Here’s how to spot him: he asks for dates at the last minute, usually by text message instead of a phone call. He fails to nail down the details, leaving you wondering what time you’re getting together and where you’re going. He may even be very sweet, but you will never pin him down. 

Frankly, he’s not worth the frustration. Flaky people bring drama and instability to your life. Run from this guy!

3. The Potential Stalker


This is the guy who “likes” every post or photo on your Facebook page (even the ones from 5 years ago) and wants your time and attention 24/7.The biggest problem with the potential stalker is that he’s fundamentally insecureHe fears being rejected or abandoned, and he puts out that vibe which eventually turns women off. He’s the opposite of what most women want (a man who is emotionally strong).

Here’s how to spot him: he wants way too much, way too soon. He wants to see you every day of the week and you just met. He can’t handle it if you say “not tonight.” The minute you try to push him away, he begins to act out, and sometimes that comes across as stalking behavior, but the danger is that it can escalate to violence if he’s really unbalanced.

The best thing to do is not get involved with him; you can’t rehabilitate him, and he’s potentially dangerous.

4. The Control Freak 


This guy wants to do things his way and he may gradually push your friends and family away. The control freak operates from anxiety. He’s afraid of losing control, whether it’s of you, his own sense of mastery and control, or something that is valuable to him. If he starts pushing your friends and family out, he’s dangerous and not worth rehabilitating.

Here’s how to spot a control freak: he’s relentlessly picky and wants everything (big and small) done his way. If he’s ONLY controlling in small ways (i.e., he wants to load the dishwasher his way), perhaps try salvaging the relationship.
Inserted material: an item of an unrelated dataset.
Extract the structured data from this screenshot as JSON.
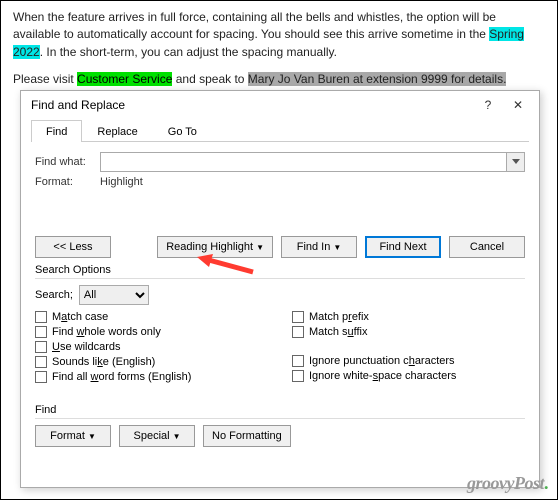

If you love him, offer reassurance from time to time. Hug him, tell him you love him. Be lighthearted about the little things he likes to control — don’t make them a big deal. If you think he’s a good guy and worth it, accept that it is a part of him. However, if he tries to run your life, especially in important ways like telling you to quit your job or dump a good friend (and he means it), you probably won’t be able to work it out.

Most of the guys I work with are good guys and NOT one of these types of men. And there are plenty of already great men out there waiting to meet you. The truth is good men don’t need rehabbing. The real goal is to attract one of the already great guys. https://www.yourtango.com/experts/nina-atwood/4-guy-types-rehab-or-not